Mitch is beginning to think the boy is going to back out when he finally nods.

One of the ranch hands holds a rope and he pulls the gate open and Revelation flies like a shot out of the gate and Myles is immediately thrown back from the acceleration and he would have fallen within the first second had his knees not had a vice like grip on the beasts back. But as quickly as Revelation flew out the gate he stops and dips his massive head and Myles feels his body shifting forward and now he uses his hips and throws his shoulders back to maintain his center of gravity behind the bull’s shoulders and then Revelation  thrusts up with such power that the bull launches like a rocket into the air and Myle’s face nearly smashes the center of the bulls head but he manages to stay on. When the bull came back down, he starts to spin to the right while bucking and Myles anticipates the move and the centrifugal force is trying to push him to the left and he adjusts and then Revelation drops his head again and kicks out his rear legs and Myles can feel himself getting ready to fly up over the bulls head but again he manages to lean back just enough to counteract the forces while maintaining his perch on the center of the bull.

Revelation is angry and his bucking intensifies and now he spins to the left and Myles uses his free hand to balance himself but he’s in a rhythm now and to the amazement of the cowboys watching Myles looks like he’s in complete control.  But Revelation has one final trick. In the midst of a spin to the right the bull rears back on his hind legs then drops his head nearly to the ground while kicking straight up into the air and Myles butt actually comes up several inches from the bulls back and Myles is staring down at the ground and the only thing keeping his on is the grip from his knees but he holds on for dear life as the bull comes back down and somewhere in the back ground he hears a commotion from the cowboys watching and they’re clapping and the horsemen come to help him off the bull. He’s made it eight seconds. He dismounts with no problem and one of the riders is able to untie the flank strap and the bull immediately calms down and the riders guide him out of the arena.

Hank comes into the arena and he’s smiling and laughing and he grabs his son and embraces him in a huge hug.

“I knew you could do it,” Hank says. “I’m so proud of you. That was amazing.”

Myles says nothing.  He dusts himself off. All the other cowboys come into the arena and they’re high fiving each other and shaking Myles hand. Mitch approaches Hank while Myles is being congratulated.

“That was some kind of ride,” Mitch says. “But he don’t look too happy about it.”

Myles is silent while the other cowboys pat him on the back and his face is a blank.

“He’s just in shock he stayed on,” Hank says.

“You sure he was mentally ready for all that?” Mitch asked.

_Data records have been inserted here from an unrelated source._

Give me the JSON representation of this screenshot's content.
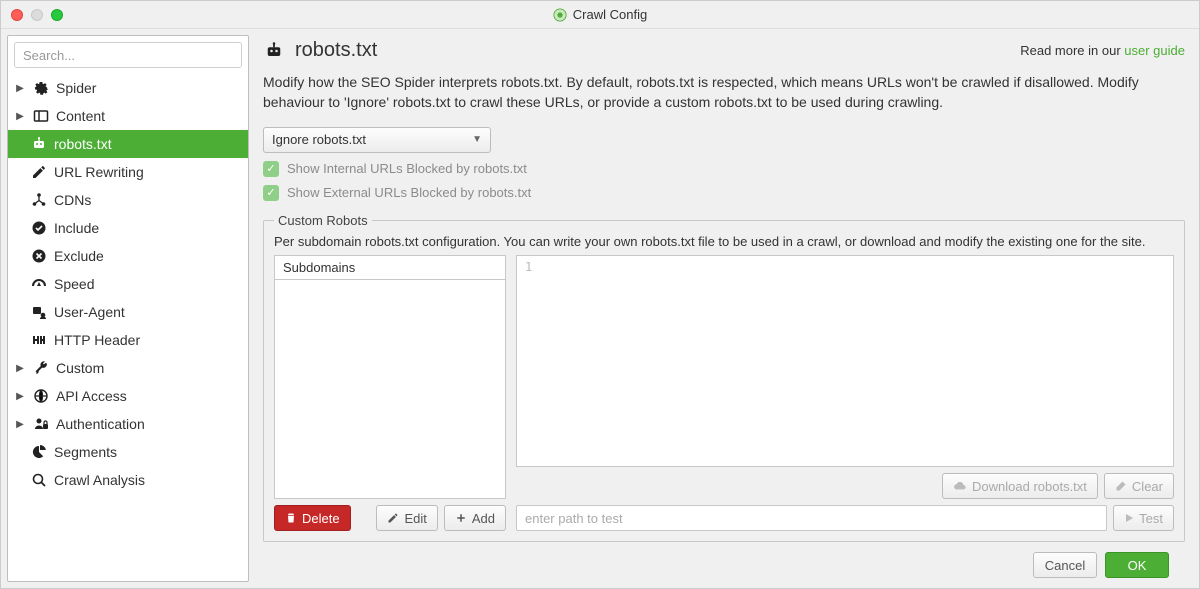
{
  "window": {
    "title": "Crawl Config"
  },
  "search": {
    "placeholder": "Search..."
  },
  "sidebar": {
    "items": [
      {
        "label": "Spider",
        "icon": "gear"
      },
      {
        "label": "Content",
        "icon": "panel"
      },
      {
        "label": "robots.txt",
        "icon": "robot"
      },
      {
        "label": "URL Rewriting",
        "icon": "edit"
      },
      {
        "label": "CDNs",
        "icon": "network"
      },
      {
        "label": "Include",
        "icon": "check-circle"
      },
      {
        "label": "Exclude",
        "icon": "x-circle"
      },
      {
        "label": "Speed",
        "icon": "gauge"
      },
      {
        "label": "User-Agent",
        "icon": "user-agent"
      },
      {
        "label": "HTTP Header",
        "icon": "http"
      },
      {
        "label": "Custom",
        "icon": "wrench"
      },
      {
        "label": "API Access",
        "icon": "globe"
      },
      {
        "label": "Authentication",
        "icon": "lock-user"
      },
      {
        "label": "Segments",
        "icon": "pie"
      },
      {
        "label": "Crawl Analysis",
        "icon": "search"
      }
    ]
  },
  "page": {
    "title": "robots.txt",
    "readmore_prefix": "Read more in our ",
    "readmore_link": "user guide",
    "description": "Modify how the SEO Spider interprets robots.txt. By default, robots.txt is respected, which means URLs won't be crawled if disallowed. Modify behaviour to 'Ignore' robots.txt to crawl these URLs, or provide a custom robots.txt to be used during crawling.",
    "dropdown_value": "Ignore robots.txt",
    "check1": "Show Internal URLs Blocked by robots.txt",
    "check2": "Show External URLs Blocked by robots.txt",
    "custom_robots": {
      "legend": "Custom Robots",
      "desc": "Per subdomain robots.txt configuration. You can write your own robots.txt file to be used in a crawl, or download and modify the existing one for the site.",
      "subdomains_header": "Subdomains",
      "editor_linenum": "1",
      "download_btn": "Download robots.txt",
      "clear_btn": "Clear",
      "delete_btn": "Delete",
      "edit_btn": "Edit",
      "add_btn": "Add",
      "test_placeholder": "enter path to test",
      "test_btn": "Test"
    }
  },
  "footer": {
    "cancel": "Cancel",
    "ok": "OK"
  }
}
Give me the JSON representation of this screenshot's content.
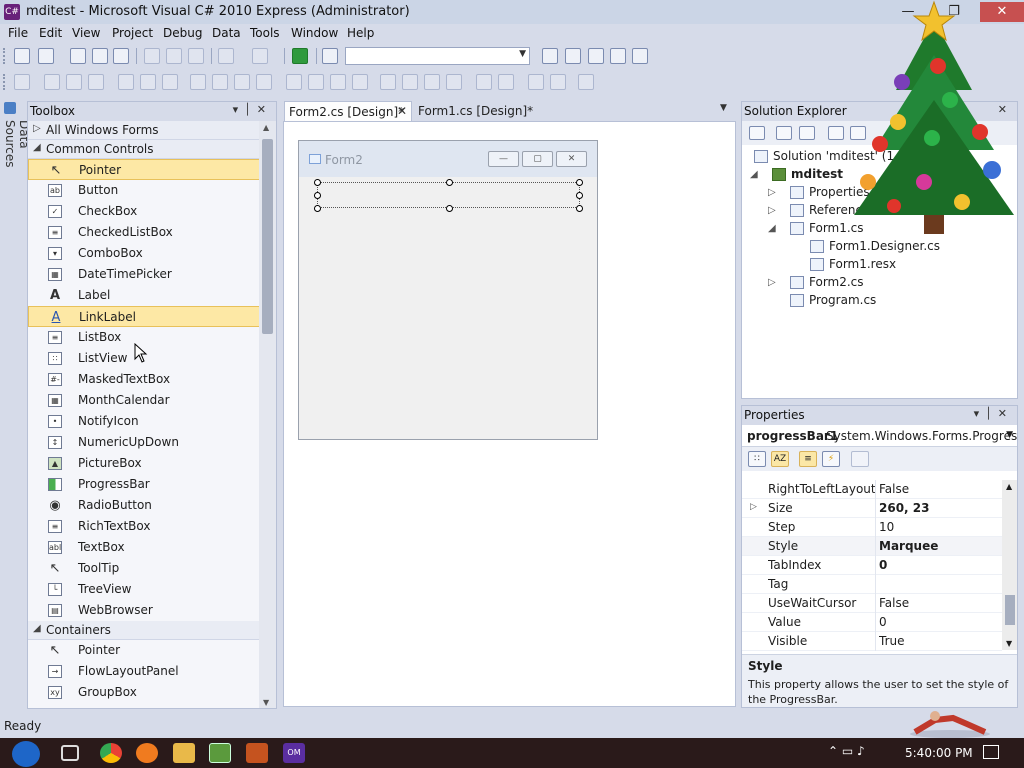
{
  "window": {
    "title": "mditest - Microsoft Visual C# 2010 Express (Administrator)"
  },
  "menu": [
    "File",
    "Edit",
    "View",
    "Project",
    "Debug",
    "Data",
    "Tools",
    "Window",
    "Help"
  ],
  "side_tab": {
    "label": "Data Sources"
  },
  "toolbox": {
    "title": "Toolbox",
    "groups": [
      {
        "label": "All Windows Forms",
        "expanded": false
      },
      {
        "label": "Common Controls",
        "expanded": true
      },
      {
        "label": "Containers",
        "expanded": true
      }
    ],
    "common_controls": [
      {
        "label": "Pointer",
        "icon": "pointer-icon",
        "selected": true
      },
      {
        "label": "Button",
        "icon": "button-icon",
        "selected": false
      },
      {
        "label": "CheckBox",
        "icon": "checkbox-icon",
        "selected": false
      },
      {
        "label": "CheckedListBox",
        "icon": "checkedlistbox-icon",
        "selected": false
      },
      {
        "label": "ComboBox",
        "icon": "combobox-icon",
        "selected": false
      },
      {
        "label": "DateTimePicker",
        "icon": "datetimepicker-icon",
        "selected": false
      },
      {
        "label": "Label",
        "icon": "label-icon",
        "selected": false
      },
      {
        "label": "LinkLabel",
        "icon": "linklabel-icon",
        "selected": true
      },
      {
        "label": "ListBox",
        "icon": "listbox-icon",
        "selected": false
      },
      {
        "label": "ListView",
        "icon": "listview-icon",
        "selected": false
      },
      {
        "label": "MaskedTextBox",
        "icon": "maskedtextbox-icon",
        "selected": false
      },
      {
        "label": "MonthCalendar",
        "icon": "monthcalendar-icon",
        "selected": false
      },
      {
        "label": "NotifyIcon",
        "icon": "notifyicon-icon",
        "selected": false
      },
      {
        "label": "NumericUpDown",
        "icon": "numericupdown-icon",
        "selected": false
      },
      {
        "label": "PictureBox",
        "icon": "picturebox-icon",
        "selected": false
      },
      {
        "label": "ProgressBar",
        "icon": "progressbar-icon",
        "selected": false
      },
      {
        "label": "RadioButton",
        "icon": "radiobutton-icon",
        "selected": false
      },
      {
        "label": "RichTextBox",
        "icon": "richtextbox-icon",
        "selected": false
      },
      {
        "label": "TextBox",
        "icon": "textbox-icon",
        "selected": false
      },
      {
        "label": "ToolTip",
        "icon": "tooltip-icon",
        "selected": false
      },
      {
        "label": "TreeView",
        "icon": "treeview-icon",
        "selected": false
      },
      {
        "label": "WebBrowser",
        "icon": "webbrowser-icon",
        "selected": false
      }
    ],
    "containers": [
      {
        "label": "Pointer",
        "icon": "pointer-icon"
      },
      {
        "label": "FlowLayoutPanel",
        "icon": "flowlayoutpanel-icon"
      },
      {
        "label": "GroupBox",
        "icon": "groupbox-icon"
      }
    ]
  },
  "doc_tabs": [
    {
      "label": "Form2.cs [Design]*",
      "active": true
    },
    {
      "label": "Form1.cs [Design]*",
      "active": false
    }
  ],
  "designer": {
    "form_title": "Form2"
  },
  "solution_explorer": {
    "title": "Solution Explorer",
    "nodes": [
      {
        "label": "Solution 'mditest' (1"
      },
      {
        "label": "mditest"
      },
      {
        "label": "Properties"
      },
      {
        "label": "References"
      },
      {
        "label": "Form1.cs"
      },
      {
        "label": "Form1.Designer.cs"
      },
      {
        "label": "Form1.resx"
      },
      {
        "label": "Form2.cs"
      },
      {
        "label": "Program.cs"
      }
    ]
  },
  "properties": {
    "title": "Properties",
    "object_name": "progressBar1",
    "object_type": "System.Windows.Forms.Progress",
    "rows": [
      {
        "name": "RightToLeftLayout",
        "value": "False",
        "bold": false,
        "expandable": false
      },
      {
        "name": "Size",
        "value": "260, 23",
        "bold": true,
        "expandable": true
      },
      {
        "name": "Step",
        "value": "10",
        "bold": false,
        "expandable": false
      },
      {
        "name": "Style",
        "value": "Marquee",
        "bold": true,
        "expandable": false
      },
      {
        "name": "TabIndex",
        "value": "0",
        "bold": true,
        "expandable": false
      },
      {
        "name": "Tag",
        "value": "",
        "bold": false,
        "expandable": false
      },
      {
        "name": "UseWaitCursor",
        "value": "False",
        "bold": false,
        "expandable": false
      },
      {
        "name": "Value",
        "value": "0",
        "bold": false,
        "expandable": false
      },
      {
        "name": "Visible",
        "value": "True",
        "bold": false,
        "expandable": false
      }
    ],
    "description_title": "Style",
    "description_text": "This property allows the user to set the style of the ProgressBar."
  },
  "status": {
    "text": "Ready"
  },
  "taskbar": {
    "clock": "5:40:00 PM",
    "apps": [
      "task-view-icon",
      "chrome-icon",
      "firefox-icon",
      "file-explorer-icon",
      "visual-csharp-icon",
      "app-icon",
      "om-app-icon"
    ]
  },
  "colors": {
    "accent": "#68217a",
    "selection": "#fde8a5",
    "chrome": "#d6dbe9",
    "close": "#c75050"
  }
}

Hank grimaces.

“You should mind your own business,” Hank says, turning away from Mitch and walking towards Myles. The cowboys meander their way out of the arena leaving Hank and Myles alone.

“What’s the matter?” his father asks. “That ride would have won the national PBR last year.”

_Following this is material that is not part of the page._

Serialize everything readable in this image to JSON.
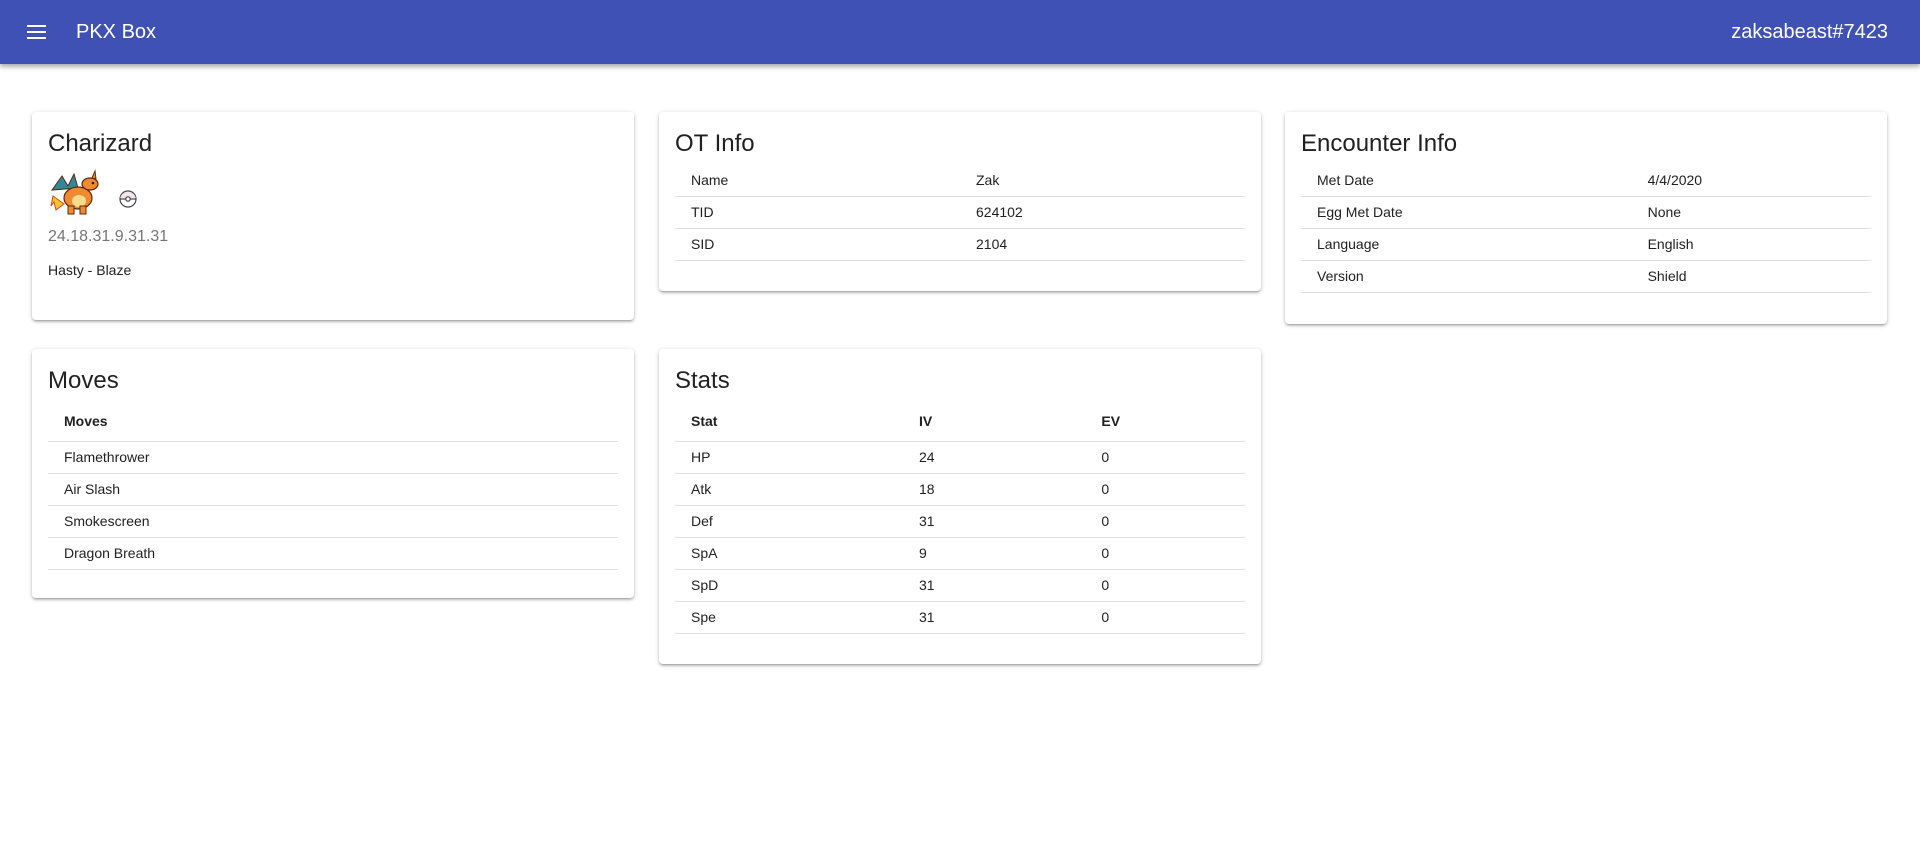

Myle’s just stares at his father and he has a little tear in the corner of his eye. Without saying a word, he turns and walks out of the arena.

July 28, 2023 22:53

You must sign up or log in to submit a comment.


David Sweet
03:39 Aug 03, 2023

This story had a lot of great detail and rhe dialogue was very natural. Thanks for sharing. Good luck with all of your writing endeavors.


Larry Litton
03:52 Aug 03, 2023

David - thank you so much for the comment and feedback. I really appreciate that:


Show 0 replies
Show 1 reply
RBE | Illustration — We made a writing app for you | 2023-02

We made a writing app for you

Yes, you! Write. Format. Export for ebook and print. 100% free, always.